In coming weeks, we can expect the Republican-controlled Congress to push two Obamacare bills that would hike profits for some businesses. What we can't expect, from either Republicans or Democrats, unfortunately, is any effort to help families, even those with insurance, to stay out of bankruptcy court because of mounting medical bills.
The President has introduced only the grand idea of providing tuition-free education for all students attending community colleges, an idea which, at first glance, seems to have great merit. But at this point we know very few details.
Just to speak the names of Eric Garner, Michael Brown, Trayvon Martin and Tamir Rice says more about pain and injustice than we should ever need to say, but these tragedies represent just the tip of the proverbial iceberg.
As the lineup is shaping up, it looks like it could be similar to previous elections: There will be a long list of equally unappealing candidates. Some dull person will be selected, having little chance to win against any potential Democratic candidate.
Jeffrey Tambor made a great point this last Sunday -- representation matters. That's also why the ACA matters, and will continue to matter, for trans young adults looking for an affordable path to a healthier life.
More Latinos lack health insurance than any other group in the U.S., so it is crucial that they take the opportunity to obtain coverage under the ACA. While significant improvements have been made to the enrollment process, some Latinos still face challenges.
In fact, Latinos are the ethnic group that is least likely to have health insurance.
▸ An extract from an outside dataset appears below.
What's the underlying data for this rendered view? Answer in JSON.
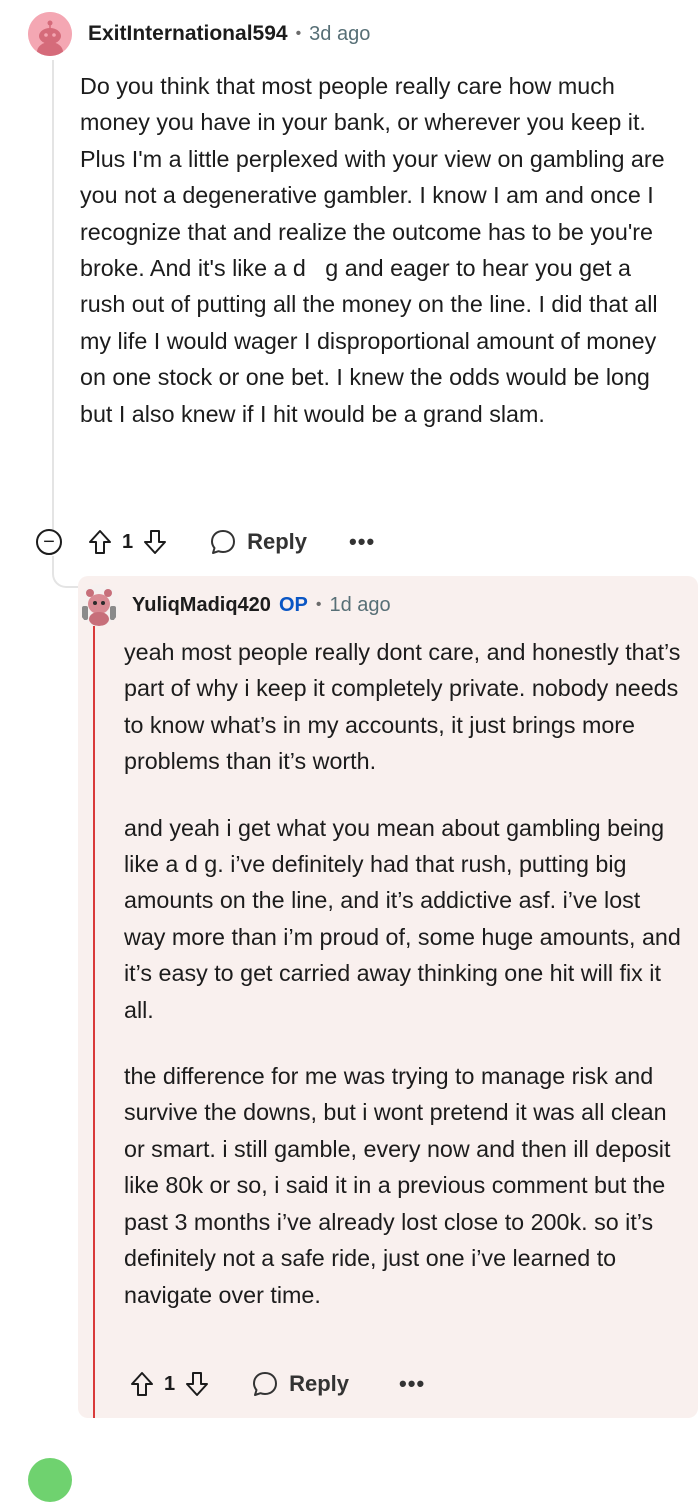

Without health insurance, it can be hard to afford even basic preventive health care like check-ups. We can do better for the ones we love, and the Affordable Care Act (ACA), also known as Obamacare, can help.
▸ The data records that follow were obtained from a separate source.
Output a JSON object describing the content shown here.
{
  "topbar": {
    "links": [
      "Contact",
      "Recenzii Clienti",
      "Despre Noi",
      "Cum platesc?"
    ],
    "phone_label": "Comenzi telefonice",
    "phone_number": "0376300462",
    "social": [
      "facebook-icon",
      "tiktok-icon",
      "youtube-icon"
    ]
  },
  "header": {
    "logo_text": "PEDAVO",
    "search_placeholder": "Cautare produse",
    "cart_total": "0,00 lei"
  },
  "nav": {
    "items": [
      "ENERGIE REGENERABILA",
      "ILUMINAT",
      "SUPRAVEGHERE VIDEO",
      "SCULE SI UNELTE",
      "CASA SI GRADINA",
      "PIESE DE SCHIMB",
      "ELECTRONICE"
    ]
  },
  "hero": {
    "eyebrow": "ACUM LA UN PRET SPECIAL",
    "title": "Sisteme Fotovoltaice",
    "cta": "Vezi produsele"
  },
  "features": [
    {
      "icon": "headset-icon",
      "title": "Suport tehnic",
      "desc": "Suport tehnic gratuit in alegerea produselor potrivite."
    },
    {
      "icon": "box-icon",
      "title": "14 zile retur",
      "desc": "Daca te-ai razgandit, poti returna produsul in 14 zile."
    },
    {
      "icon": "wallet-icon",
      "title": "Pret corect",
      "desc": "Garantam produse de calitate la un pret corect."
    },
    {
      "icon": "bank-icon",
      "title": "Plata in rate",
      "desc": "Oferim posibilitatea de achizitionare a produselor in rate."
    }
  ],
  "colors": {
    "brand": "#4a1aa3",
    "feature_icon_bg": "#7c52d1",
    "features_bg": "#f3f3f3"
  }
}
With many states opting not to expand the qualification standards for Medicaid, millions were left with no solutions, caught in what's being called the "coverage gap."
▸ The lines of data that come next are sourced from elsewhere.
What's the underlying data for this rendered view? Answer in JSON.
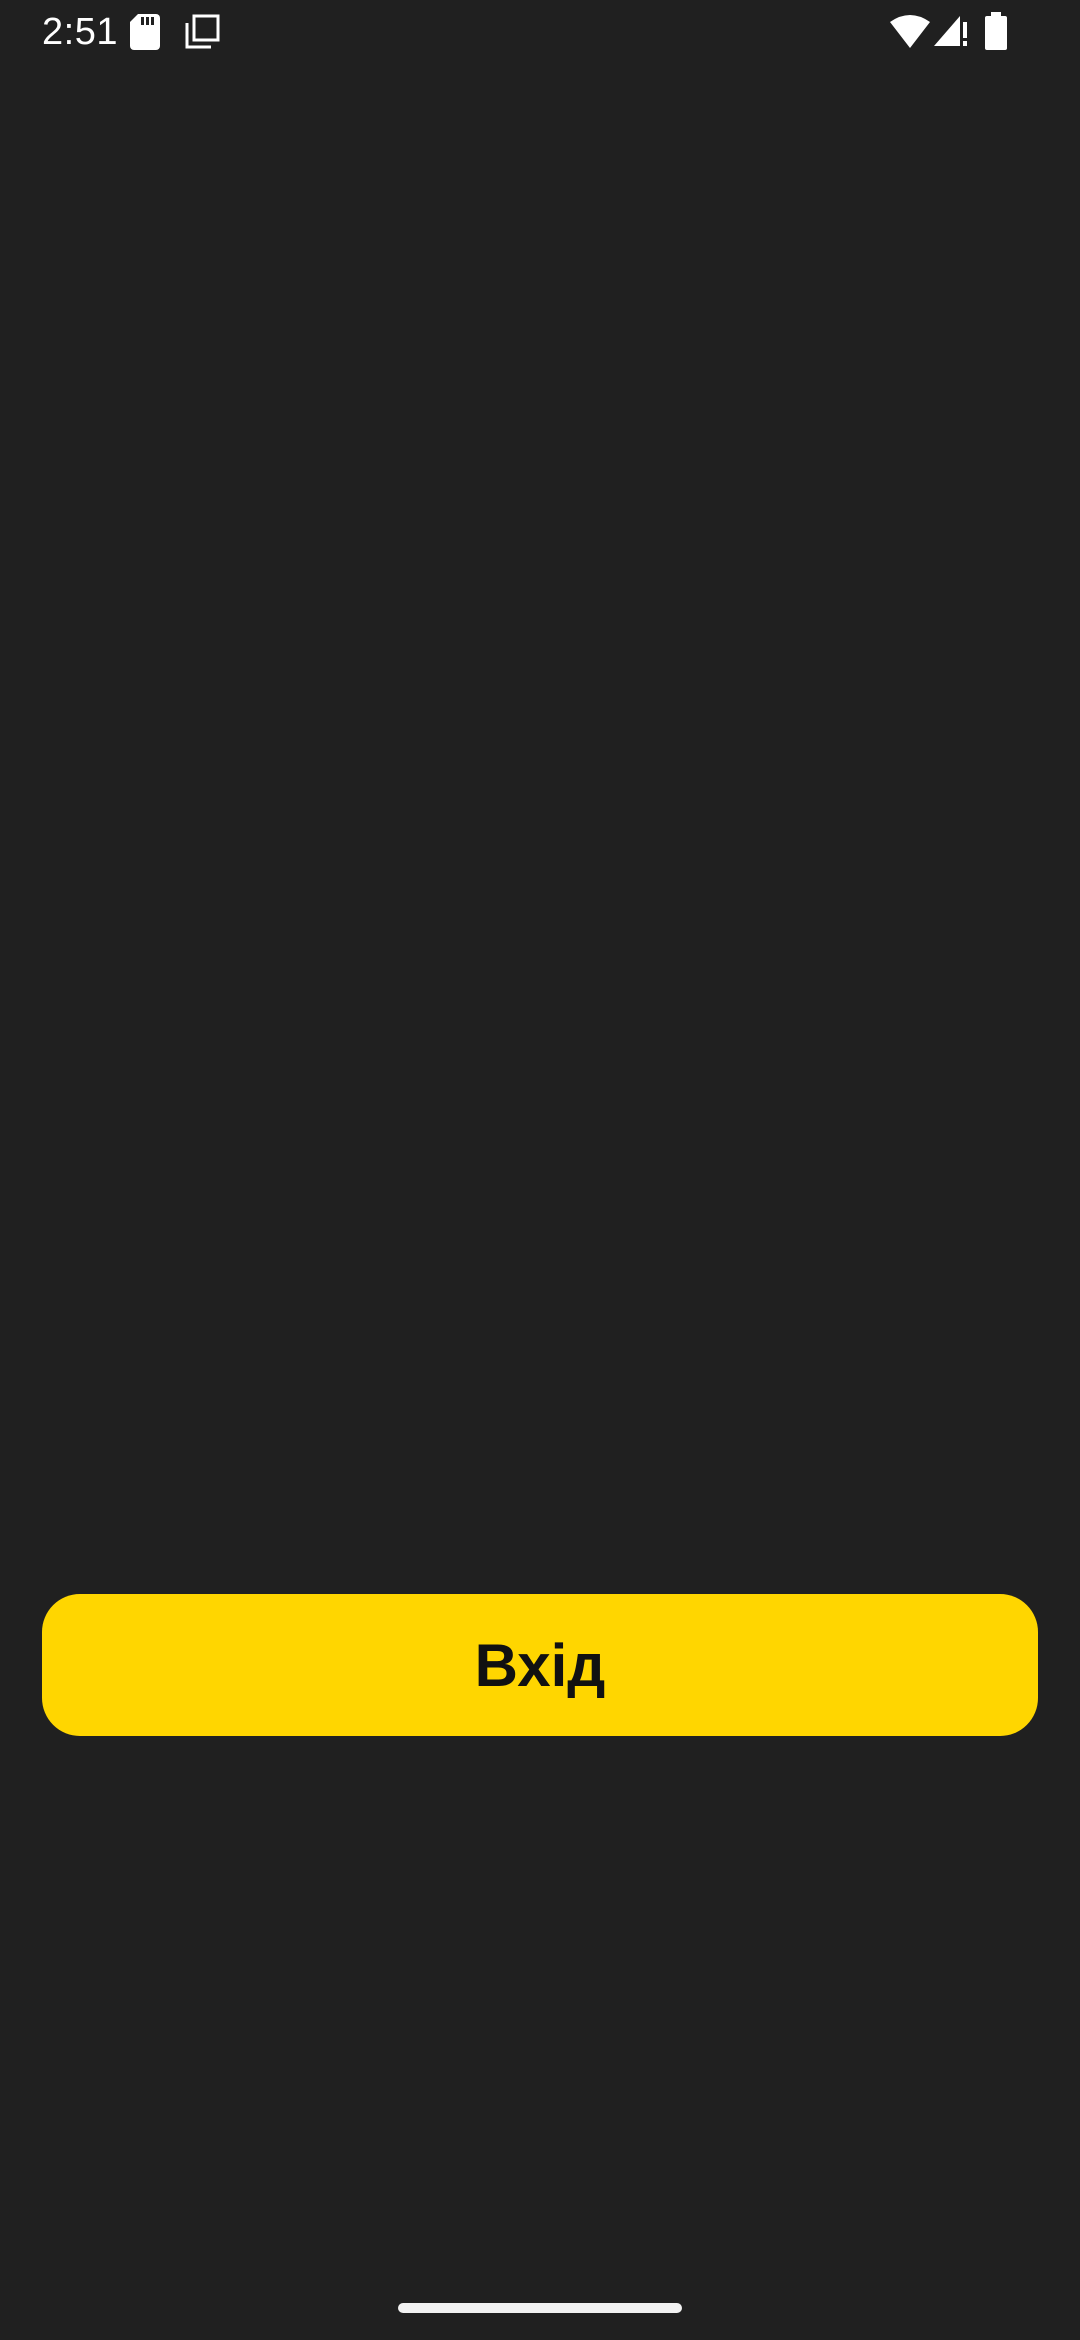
{
  "status_bar": {
    "time": "2:51",
    "icons": [
      "sd-card-icon",
      "copy-icon",
      "wifi-icon",
      "signal-icon",
      "battery-icon"
    ]
  },
  "main": {
    "login_label": "Вхід"
  },
  "colors": {
    "background": "#202020",
    "accent": "#FFD600",
    "button_text": "#111111",
    "status_text": "#FFFFFF"
  }
}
It's no secret President Obama is a sports-minded individual; video of him playing golf and basketball are ample proof. So from the moment the president enters the House chambers on January 20, he needs to talk tough, he needs to talk frank and he needs to talk sports.
The role of the Commissioner of Insurance is to protect the interests of those tens of thousands of D.C. residents who paid their insurance premiums to CareFirst and not to find a round-about way to fund public health programs.
Despite all the rhetoric against Obamacare, conservative governors and state officials aren't exactly lining up to join the latest Supreme Court challenge designed to gut the Affordable Care Act. To see why, just listen to Walker, whose comments in 2013 controvert the central claim in King.
IPAB is philosophically suspect among critics of the federal government. To detractors, its unusually broad authority seems like government overreach. The fact that Medicare costs are currently rising too slowly to trigger IPAB intervention is no guarantee costs won't rise faster in the future
Up until last year, insurance companies could -- and often did -- charge women different premiums than men for the same coverage. As of January 1, 2014, the ACA prohibits this gender discrimination.
While I do not *feel* like an artist, I welcome this opportunity to explore my creativity and passion in a (sort of) new medium. It is invigorating to have a chance to use my tenth year of blogging to pursue something entirely fresh and new.
by guest blogger Diana Zuckerman, PhD, National Center for Health Research If you think health insurance should be affordable and you didn't get a...